The pandemic and the extra-slow recovery of downtown have taken out another well-loved, established restaurant.
It's the end of Zero Zero after next week, as chef-owner Bruce Hill tells Eater today that business has been "just too tough" in the last year to justify staying open. The busy, two-story pizza palace at Folsom and Fourth that used to serve 300 people a day for lunch and dinner, he says, has just been eking by serving dinner five nights a week — as well as selling frozen pizzas out of the restaurant and three markets around town.

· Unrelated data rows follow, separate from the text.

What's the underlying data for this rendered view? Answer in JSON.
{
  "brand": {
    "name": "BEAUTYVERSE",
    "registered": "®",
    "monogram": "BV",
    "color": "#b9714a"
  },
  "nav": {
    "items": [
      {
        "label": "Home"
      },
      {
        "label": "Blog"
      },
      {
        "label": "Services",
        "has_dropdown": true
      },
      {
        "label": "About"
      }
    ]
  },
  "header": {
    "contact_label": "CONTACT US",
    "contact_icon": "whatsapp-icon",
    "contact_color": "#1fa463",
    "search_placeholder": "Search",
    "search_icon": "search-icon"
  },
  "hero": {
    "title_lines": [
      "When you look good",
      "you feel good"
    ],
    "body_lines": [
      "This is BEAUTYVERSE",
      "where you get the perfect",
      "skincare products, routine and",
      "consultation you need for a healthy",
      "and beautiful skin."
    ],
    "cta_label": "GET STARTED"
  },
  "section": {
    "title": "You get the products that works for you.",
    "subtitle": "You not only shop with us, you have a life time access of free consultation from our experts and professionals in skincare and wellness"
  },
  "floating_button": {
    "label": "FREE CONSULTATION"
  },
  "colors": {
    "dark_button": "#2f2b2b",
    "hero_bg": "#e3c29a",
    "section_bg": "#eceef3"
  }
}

"I love pizza and I’d love to be involved in a wood-fired pizza business in the future,” Hill tells Eater. "But, for now, I’ve got my hands full."
The last day for pizza at Zero Zero will be Saturday, November 12.
Named for the type of finely ground flour used by master pizzaiolos in Napoli, called 00 or zero-zero flour, Zero Zero debuted in 2010 during both a pizza and a restaurant renaissance in SF. Always a pizza lover himself, Michael Bauer gushed in the Chronicle in his first review, "Pizza continues to go upscale, and what the French Laundry is to fine dining, San Francisco's Zero Zero is to pizza."
Hill, who made his name at Picco and Pizzeria Picco in Larkspur, entered the pizza fray here in the city just as Tony's Pizza Napoletana was taking off in North Beach, and just before New York pizza legend Anthony Mangieri brought his Una Pizza Napoletana to another part of SoMa. (RIP, and Mangieri is back slinging pies just three nights a week in NYC.) Together, the restaurants showed San Francisco the superiority of pizzas fired fast in an ultra-hot wood oven, producing floppy but gloriously blistered pies.
Zero Zero classed things up with excellent appetizers, salads, pastas, and cocktails as well — Mangieri's place famously sold nothing but pizza, full stop, and there was a brief wine list, while Tony's expanded its menu to include apps and about a dozen other pizza styles.
Hill will continue to serve as executive chef at Bix — another downtown restaurant that is hoping its former crowds return, but one with a specific, celebratory atmosphere.
We'll have to wait and see where chef Jose Canto, who's been with the restaurant all 12 years, ultimately lands.
So, farewell Zero Zero! And now there's yet another, prominent restaurant space that will need filling.